_Prompt_
Listed below are entries; give the number of lines among them that include "games", and only that number.

### Material shown ###

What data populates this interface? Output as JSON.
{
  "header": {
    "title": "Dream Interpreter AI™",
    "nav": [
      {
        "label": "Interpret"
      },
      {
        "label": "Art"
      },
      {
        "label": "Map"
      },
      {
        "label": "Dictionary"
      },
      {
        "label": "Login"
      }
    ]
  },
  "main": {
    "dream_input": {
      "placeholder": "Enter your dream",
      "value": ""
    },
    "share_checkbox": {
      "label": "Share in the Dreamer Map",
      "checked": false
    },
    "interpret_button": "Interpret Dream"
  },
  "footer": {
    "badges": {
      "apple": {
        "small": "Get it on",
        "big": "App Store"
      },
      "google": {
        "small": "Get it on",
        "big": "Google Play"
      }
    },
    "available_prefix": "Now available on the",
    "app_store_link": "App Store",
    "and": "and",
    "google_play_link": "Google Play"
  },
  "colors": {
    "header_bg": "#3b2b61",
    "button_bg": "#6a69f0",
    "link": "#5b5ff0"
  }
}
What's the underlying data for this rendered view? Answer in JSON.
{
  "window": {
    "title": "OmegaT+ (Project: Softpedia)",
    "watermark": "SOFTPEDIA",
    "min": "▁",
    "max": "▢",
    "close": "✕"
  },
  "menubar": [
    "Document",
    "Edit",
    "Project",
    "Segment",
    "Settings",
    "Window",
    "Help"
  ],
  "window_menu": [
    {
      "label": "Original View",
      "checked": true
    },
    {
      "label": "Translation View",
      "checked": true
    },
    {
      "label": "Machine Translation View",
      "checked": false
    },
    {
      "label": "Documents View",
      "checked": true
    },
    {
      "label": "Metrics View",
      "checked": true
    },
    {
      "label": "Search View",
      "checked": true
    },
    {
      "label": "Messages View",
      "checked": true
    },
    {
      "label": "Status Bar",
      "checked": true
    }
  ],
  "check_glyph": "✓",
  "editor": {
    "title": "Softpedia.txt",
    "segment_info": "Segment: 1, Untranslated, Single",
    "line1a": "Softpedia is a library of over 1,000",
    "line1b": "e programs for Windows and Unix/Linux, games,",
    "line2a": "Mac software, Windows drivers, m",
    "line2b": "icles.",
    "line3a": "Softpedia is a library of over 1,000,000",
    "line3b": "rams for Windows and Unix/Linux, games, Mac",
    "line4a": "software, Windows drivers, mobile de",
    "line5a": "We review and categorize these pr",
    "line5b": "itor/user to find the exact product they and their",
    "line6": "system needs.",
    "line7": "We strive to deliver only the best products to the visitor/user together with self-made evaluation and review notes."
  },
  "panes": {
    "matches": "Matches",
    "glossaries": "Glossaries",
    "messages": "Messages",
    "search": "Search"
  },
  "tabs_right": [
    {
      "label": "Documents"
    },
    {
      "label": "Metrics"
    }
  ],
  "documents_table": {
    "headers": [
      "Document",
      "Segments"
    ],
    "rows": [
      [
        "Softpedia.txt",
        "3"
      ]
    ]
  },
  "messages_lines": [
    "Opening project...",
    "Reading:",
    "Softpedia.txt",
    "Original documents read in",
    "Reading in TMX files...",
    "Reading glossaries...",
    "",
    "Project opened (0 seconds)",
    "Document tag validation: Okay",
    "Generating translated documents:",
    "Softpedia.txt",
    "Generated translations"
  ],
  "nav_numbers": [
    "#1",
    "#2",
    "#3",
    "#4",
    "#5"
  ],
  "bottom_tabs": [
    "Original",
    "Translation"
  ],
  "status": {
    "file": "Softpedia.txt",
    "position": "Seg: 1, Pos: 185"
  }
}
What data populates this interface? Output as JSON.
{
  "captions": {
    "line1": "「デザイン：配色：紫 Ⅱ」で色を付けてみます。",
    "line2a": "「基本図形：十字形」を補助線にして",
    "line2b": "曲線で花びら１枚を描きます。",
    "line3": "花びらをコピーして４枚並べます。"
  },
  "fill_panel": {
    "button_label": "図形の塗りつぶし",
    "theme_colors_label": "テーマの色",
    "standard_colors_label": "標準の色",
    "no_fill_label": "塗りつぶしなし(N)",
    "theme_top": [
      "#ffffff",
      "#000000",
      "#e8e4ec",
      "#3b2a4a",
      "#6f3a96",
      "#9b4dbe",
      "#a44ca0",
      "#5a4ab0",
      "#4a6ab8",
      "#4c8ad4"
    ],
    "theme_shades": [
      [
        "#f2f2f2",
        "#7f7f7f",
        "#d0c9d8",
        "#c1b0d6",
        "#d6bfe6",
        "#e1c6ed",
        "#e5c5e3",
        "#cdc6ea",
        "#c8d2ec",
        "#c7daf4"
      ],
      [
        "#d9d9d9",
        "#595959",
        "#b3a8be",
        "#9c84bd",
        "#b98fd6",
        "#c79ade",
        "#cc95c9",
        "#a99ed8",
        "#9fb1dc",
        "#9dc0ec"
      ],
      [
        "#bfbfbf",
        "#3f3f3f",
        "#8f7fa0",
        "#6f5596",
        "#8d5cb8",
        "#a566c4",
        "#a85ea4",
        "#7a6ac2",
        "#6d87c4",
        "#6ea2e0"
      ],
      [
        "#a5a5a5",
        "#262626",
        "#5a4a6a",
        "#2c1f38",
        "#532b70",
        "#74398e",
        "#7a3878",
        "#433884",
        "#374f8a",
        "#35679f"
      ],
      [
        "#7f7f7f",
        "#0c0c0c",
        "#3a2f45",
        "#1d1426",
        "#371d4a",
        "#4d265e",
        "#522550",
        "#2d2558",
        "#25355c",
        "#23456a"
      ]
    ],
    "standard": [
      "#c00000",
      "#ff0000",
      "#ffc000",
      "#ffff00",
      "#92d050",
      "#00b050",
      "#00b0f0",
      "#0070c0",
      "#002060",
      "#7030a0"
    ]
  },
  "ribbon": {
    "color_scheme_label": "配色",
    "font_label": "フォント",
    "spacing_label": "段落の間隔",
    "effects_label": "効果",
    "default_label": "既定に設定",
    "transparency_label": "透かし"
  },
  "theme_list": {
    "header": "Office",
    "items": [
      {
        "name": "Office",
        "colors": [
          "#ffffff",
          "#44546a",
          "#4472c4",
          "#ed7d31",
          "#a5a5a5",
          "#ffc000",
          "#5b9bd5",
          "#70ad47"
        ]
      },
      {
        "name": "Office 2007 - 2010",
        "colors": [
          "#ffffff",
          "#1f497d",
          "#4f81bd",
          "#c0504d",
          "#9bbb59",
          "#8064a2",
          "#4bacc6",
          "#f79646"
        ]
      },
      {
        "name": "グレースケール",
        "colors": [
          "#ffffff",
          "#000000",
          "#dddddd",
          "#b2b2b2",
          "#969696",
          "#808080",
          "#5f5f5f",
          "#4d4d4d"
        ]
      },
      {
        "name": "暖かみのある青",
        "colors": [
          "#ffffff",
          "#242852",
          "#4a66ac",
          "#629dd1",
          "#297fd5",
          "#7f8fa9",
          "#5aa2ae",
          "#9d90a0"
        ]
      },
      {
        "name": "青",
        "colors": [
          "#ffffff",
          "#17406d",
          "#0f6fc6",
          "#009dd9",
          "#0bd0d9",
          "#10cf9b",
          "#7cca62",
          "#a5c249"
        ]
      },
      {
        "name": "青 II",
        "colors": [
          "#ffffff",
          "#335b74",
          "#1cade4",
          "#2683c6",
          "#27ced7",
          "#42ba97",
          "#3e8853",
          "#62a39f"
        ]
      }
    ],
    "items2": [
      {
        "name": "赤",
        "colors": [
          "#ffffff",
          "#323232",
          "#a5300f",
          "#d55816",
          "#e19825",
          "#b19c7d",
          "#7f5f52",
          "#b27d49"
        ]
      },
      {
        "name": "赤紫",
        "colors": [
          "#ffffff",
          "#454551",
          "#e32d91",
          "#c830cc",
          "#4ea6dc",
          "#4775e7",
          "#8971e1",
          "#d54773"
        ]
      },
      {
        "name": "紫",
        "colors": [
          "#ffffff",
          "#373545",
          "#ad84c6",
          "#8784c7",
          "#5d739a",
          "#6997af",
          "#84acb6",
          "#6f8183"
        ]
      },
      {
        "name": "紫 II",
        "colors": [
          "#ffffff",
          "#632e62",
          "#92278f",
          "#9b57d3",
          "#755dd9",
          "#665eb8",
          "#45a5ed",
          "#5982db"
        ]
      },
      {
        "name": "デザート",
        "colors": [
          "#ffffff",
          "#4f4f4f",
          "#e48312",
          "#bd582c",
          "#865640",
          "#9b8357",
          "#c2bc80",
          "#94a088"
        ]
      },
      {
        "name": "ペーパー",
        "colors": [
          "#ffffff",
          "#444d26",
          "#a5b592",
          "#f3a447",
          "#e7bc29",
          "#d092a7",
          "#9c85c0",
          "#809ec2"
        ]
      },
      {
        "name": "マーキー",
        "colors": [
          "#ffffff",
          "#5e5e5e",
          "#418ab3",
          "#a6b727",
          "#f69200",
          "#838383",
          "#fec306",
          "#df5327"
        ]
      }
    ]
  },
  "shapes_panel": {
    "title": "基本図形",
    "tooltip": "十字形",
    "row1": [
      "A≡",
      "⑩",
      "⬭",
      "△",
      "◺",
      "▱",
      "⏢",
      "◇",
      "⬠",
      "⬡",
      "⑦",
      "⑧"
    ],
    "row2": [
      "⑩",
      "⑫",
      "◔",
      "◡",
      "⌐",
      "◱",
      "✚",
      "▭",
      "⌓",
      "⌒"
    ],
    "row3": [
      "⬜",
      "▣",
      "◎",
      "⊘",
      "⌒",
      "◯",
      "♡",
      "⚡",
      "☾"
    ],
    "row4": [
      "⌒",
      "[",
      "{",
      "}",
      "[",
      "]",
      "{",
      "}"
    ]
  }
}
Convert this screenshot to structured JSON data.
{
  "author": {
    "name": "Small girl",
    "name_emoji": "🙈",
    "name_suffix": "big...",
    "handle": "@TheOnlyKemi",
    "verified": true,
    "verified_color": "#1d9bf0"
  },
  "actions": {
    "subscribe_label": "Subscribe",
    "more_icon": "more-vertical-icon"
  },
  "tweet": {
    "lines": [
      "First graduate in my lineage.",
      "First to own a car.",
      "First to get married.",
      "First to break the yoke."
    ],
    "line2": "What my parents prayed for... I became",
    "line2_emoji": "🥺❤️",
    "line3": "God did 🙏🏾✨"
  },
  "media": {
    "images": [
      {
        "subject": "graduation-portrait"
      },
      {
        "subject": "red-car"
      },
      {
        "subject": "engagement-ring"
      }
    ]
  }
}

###

_Result_
2